Shrub or small tree to 8 m (25 ft) tall. Crown irregular, open. Bark dark to black, roughly furrowed and peeling. Twigs gray-brown, pubescent when young, becoming glabrous with age. Leaves alternate, simple; ovate, elliptic, or obovate, 4.5-9 cm (1.8-3 .5 in) long and 2.5-5 cm (1-2 in) wide; reticulate veins above and below, glabrous above, hairy beneath (particulary on veins), yellow-green, shiny beneath; cuneate or rounded at base, acuminate at apex, margins singly or doubly serrate; petioles 1.5 cm (0.6 in) inch long, stout, pubescent. Flowers in umbels, glabrous with 2-4 flowers, 2-2.5 cm (0.8-1 in) in diameter; petals 5, white; styles 1; stamens 15-20; flowers appear from March to April. Fruits drupes, 3-3.5 cm (1.2-1.3 in), subglobose, dark purple-red; fruits mature matures July to September.
Distribution: Oklahoma, Texas, Missouri to Kentucky and Tennessee, south to northeastern Mexico. Common in Oklahoma.
Habitat: fencerows and woodlands.
Comments: Prunus is the classical name for European plums; mexicana refers to the southwestern distribution.
Field identification: American plum (Prunus americana) and Mexican plum can be easily confused. Mexican plum flowers later and does not form thickets.
Food uses: The fruits can be eaten raw or cooked. They are often prepared as jelly or preserves. Native Americans sun dried the plums for winter consumption, but not all tribes removed the pits first.
Wildlife benefits: The fruits of Mexican plum are eaten by several species of birds and mammals.
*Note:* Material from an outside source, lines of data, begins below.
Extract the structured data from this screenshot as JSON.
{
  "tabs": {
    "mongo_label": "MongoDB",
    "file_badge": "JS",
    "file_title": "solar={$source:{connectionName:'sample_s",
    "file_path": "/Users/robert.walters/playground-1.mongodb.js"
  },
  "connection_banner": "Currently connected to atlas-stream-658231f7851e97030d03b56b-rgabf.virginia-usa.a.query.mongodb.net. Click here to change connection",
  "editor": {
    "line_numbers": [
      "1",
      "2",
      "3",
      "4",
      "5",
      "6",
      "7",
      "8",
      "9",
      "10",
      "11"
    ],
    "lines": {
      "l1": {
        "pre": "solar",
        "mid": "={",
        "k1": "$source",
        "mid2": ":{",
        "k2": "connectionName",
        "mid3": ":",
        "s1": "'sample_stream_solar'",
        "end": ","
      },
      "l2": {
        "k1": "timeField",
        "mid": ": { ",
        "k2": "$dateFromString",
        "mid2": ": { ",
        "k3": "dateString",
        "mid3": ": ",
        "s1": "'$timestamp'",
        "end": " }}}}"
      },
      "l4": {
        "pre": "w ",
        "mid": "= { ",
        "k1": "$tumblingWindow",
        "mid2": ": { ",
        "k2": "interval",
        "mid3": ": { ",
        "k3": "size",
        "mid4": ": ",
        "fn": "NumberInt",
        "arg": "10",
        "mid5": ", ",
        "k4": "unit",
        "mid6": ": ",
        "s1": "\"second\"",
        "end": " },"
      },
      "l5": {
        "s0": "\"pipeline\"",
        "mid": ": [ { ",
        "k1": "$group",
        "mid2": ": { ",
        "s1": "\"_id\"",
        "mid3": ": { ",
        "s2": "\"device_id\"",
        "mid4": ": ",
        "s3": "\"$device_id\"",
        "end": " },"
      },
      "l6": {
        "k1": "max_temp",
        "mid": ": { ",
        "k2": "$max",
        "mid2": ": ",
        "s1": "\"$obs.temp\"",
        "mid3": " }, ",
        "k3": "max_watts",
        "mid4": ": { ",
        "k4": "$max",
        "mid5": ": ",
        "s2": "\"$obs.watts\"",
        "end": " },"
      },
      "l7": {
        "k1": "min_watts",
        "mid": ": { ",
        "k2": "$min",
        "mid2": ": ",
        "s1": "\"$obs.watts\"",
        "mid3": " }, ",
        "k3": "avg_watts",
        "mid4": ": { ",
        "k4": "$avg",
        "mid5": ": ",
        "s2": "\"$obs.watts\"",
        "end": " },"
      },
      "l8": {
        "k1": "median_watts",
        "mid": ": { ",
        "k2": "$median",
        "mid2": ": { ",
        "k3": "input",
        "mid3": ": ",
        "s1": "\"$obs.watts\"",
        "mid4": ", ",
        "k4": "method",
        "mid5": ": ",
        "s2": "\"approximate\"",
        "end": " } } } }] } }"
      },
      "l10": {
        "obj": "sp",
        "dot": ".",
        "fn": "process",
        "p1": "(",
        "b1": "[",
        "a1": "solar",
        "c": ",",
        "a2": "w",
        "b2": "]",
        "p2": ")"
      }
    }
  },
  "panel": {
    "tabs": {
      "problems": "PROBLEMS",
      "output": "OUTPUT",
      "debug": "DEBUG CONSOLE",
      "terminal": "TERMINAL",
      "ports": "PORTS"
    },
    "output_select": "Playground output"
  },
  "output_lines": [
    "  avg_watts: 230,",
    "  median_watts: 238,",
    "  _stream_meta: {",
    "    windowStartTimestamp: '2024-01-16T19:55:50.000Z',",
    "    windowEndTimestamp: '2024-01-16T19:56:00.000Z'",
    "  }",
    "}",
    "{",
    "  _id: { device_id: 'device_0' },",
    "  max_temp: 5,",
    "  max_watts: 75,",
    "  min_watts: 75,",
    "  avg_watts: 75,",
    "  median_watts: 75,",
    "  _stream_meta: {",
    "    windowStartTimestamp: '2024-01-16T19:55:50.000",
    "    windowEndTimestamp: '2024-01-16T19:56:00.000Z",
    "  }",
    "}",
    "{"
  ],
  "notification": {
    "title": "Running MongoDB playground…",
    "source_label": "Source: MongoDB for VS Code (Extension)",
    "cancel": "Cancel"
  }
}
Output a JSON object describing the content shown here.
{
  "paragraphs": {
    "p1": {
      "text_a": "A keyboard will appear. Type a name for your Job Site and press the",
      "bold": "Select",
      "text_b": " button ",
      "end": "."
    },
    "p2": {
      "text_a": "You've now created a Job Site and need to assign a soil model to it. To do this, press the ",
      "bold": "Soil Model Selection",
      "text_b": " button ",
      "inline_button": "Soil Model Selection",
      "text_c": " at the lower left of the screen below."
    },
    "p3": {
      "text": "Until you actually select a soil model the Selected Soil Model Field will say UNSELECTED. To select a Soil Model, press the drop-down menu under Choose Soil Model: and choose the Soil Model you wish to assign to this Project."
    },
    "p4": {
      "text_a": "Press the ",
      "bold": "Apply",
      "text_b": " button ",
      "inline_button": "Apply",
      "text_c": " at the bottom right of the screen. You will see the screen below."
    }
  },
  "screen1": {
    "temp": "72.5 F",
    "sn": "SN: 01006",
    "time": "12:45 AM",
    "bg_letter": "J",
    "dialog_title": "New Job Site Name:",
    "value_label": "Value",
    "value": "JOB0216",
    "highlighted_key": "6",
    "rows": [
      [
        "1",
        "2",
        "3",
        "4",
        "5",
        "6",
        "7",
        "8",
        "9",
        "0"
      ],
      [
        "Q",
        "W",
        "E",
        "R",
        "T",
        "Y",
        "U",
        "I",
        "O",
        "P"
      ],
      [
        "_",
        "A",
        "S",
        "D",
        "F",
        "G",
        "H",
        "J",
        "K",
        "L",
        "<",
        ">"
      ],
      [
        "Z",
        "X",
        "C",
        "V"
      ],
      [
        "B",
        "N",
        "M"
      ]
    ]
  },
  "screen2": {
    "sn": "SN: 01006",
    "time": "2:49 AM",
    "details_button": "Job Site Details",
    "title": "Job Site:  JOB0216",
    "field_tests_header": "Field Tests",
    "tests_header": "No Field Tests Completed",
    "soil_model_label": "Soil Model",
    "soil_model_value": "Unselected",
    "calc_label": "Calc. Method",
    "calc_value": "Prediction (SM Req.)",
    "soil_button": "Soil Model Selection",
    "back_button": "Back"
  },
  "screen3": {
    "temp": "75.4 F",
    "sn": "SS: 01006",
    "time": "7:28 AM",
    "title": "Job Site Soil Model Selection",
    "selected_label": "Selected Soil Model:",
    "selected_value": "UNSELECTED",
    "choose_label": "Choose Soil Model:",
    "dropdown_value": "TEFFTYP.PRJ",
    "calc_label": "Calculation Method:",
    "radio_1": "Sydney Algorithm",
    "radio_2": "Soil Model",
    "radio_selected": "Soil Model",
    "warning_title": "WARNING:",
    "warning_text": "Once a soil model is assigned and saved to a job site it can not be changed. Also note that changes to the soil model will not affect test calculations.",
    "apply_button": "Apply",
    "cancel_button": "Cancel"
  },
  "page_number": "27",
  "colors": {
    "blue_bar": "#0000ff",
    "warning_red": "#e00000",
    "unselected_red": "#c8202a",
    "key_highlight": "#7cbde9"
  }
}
NWI status: none
Distribution in Oklahoma:
RETURN TO INDEX
Last update: 9/15/99
Go to Oklahoma Biological Survey Home Page